My story is about beating the odds, learning to walk again and raising over £10,000 for the charity which supports the National Hospital. I feel so incredibly lucky as it could have ended so differently.
It all started in May 2007 when I suddenly had severe headaches one weekend. When they didn’t stop I saw my GP who said I had acute sinusitis. But when I was at work a few days later, I started to feel dizzy and shaky. An ambulance was called and I was rushed to hospital, where scans revealed I had a brain tumour. The night the hospital told me I was in complete shock, it was the last thing I could have imagined !
Luckily, I knew a neurologist and I asked him who he thought I should be referred to. He recommended Neil Kitchen at The National Hospital. It turned out that the type of tumour I had was a meningioma, a tumour in the protective membranes around the brain and spine (meninges). It turns out that around a quarter of brain tumours in adults are meningiomas and they’re more common in women than in men.
I was shocked by the news and scared by the thought of brain surgery. When I asked what would happen if I didn’t have surgery, he said I’d be likely to die within a year. It’s so frightening how life can suddenly change. Despite my fears, I felt sure that I was in good hands with Neil. He wasn’t what I expected a brain surgeon to be like − he was so down to earth, and when I saw how precisely he picked up his pen, I felt completely reassured!
On the 25 May I had a craniotomy, where they literally cut through the skull at the back of my head, rather like a boiled egg. It took eight hours, but they managed to remove the tumour and then replaced the piece of skull. After the op, I found out the tumour was very large, about 5cm across – and it had been pressing on the part of my brain that controls my leg movements. I soon discovered I couldn’t move my right leg and I was told I would need to learn to walk again with an intense programme of physiotherapy and occupational therapy (OT). I wouldn’t be going home to my two boys aged 11 and 8 anytime soon − it felt completely devastating.
It was a slow, painstaking process that took me three months, and I stayed in hospital the whole time. Each day I had sessions with the physios and OTs, who were so skilled. They estimated it would take 12 weeks to get me walking and they were spot on! They were also amazingly supportive and encouraging even when I was only trying to move a toe.
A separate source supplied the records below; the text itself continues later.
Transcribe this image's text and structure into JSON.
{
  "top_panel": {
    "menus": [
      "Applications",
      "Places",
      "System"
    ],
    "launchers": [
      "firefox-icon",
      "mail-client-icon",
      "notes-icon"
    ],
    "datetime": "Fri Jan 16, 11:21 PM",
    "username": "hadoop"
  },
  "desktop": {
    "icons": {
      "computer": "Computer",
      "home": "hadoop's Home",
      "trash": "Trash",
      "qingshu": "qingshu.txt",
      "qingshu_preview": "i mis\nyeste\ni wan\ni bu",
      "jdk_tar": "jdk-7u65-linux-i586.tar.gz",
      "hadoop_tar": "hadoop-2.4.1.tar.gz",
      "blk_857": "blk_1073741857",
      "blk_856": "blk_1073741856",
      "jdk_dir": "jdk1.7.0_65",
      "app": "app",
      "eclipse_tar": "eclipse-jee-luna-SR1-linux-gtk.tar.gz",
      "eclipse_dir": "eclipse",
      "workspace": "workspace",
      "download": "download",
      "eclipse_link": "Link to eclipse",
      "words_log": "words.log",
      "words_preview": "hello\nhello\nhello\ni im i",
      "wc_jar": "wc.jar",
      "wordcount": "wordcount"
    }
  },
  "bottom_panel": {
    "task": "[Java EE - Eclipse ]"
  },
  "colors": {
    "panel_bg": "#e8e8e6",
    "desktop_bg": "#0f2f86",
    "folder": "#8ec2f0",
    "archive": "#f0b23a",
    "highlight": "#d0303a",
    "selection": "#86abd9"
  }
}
When you think about brain tumours you automatically think about the surgeons, who are of course critical, but the physios and OTs are the hidden heroes, keeping you positive and motivated for weeks and months on end. It was gruelling, but also uplifting, thanks to them.
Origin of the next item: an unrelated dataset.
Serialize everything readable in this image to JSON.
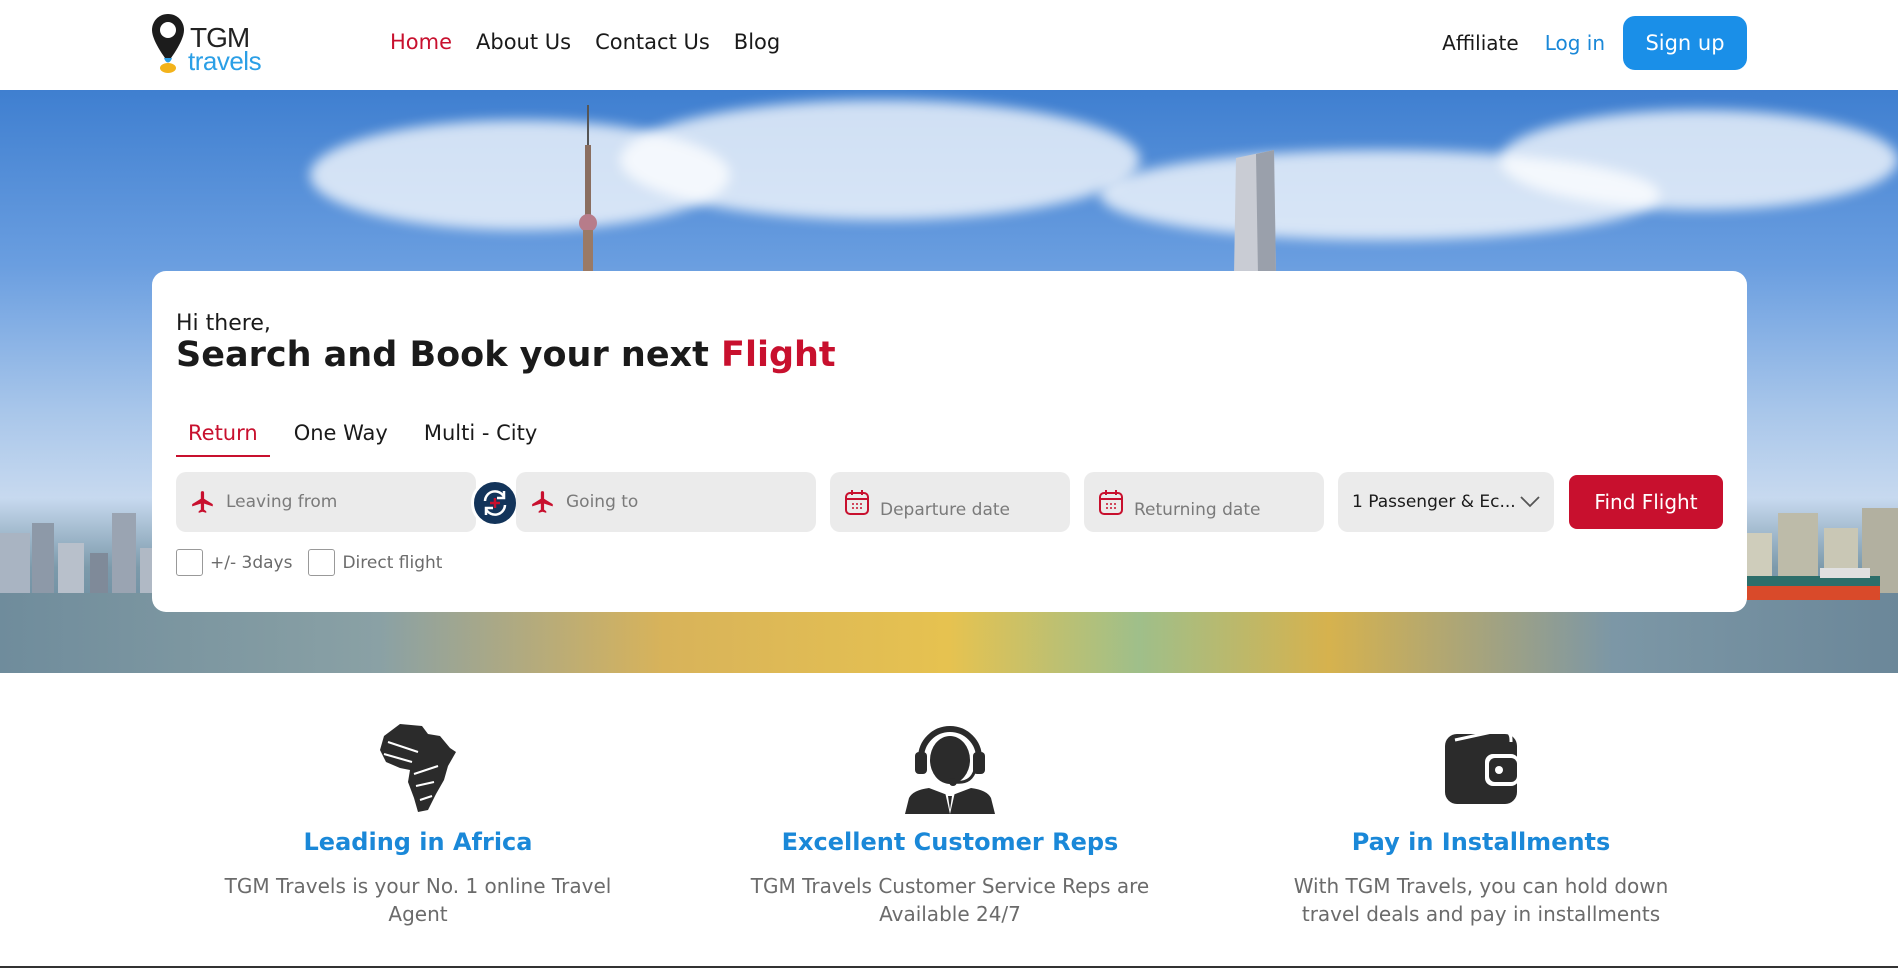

My birthday in July was fast approaching and I realised I would still be in hospital for it. So I came up with the idea to start a ‘birthday appeal’ from my hospital bed to help thank the amazing staff at the hospital. I got in touch with The National Brain Appeal – who helped talk me through the fundraising process. After that, I went full steam ahead and emailed all my friends, and asked them to forward the email to their friends, too. I could never have predicted how incredible the response would be: over £10,000 was donated within just four months. The money went towards the hospital’s Brain Suite – the UK’s first-ever interventional MRI operating theatre, which enables real-time scanning of the brain and spine during surgery for greater accuracy and improved safety.
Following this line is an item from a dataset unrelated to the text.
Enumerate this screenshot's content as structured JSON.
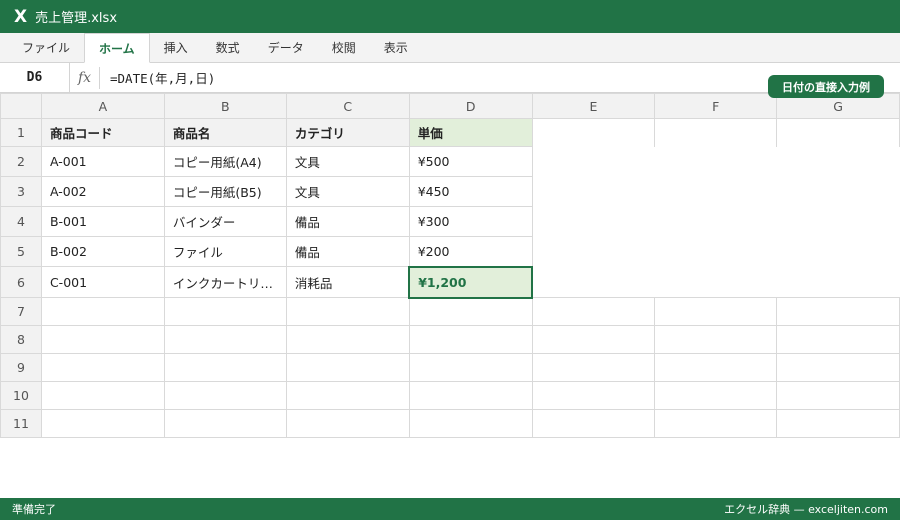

It took two years before I was allowed to drive again, and I have a very slight limp in my right foot where I haven’t quite regained full flexibility, so I’ve had my car adapted to accommodate this. I go back to the hospital for annual scans to make sure the tumour doesn’t grow back. Initially I took medication to minimise the risk of seizures but after two years I didn’t need to take them any more. Since my tumour, I live such a full and active life. After a number of years I was even able to work full-time again in a busy ad agency. I even tried to ski again. I never in a million years thought that would have been possible after I was first told I had a brain tumour. It truly feels like a miracle to be blessed to have a second chance at life.
Ilana Salem, patient and charity supporter, north London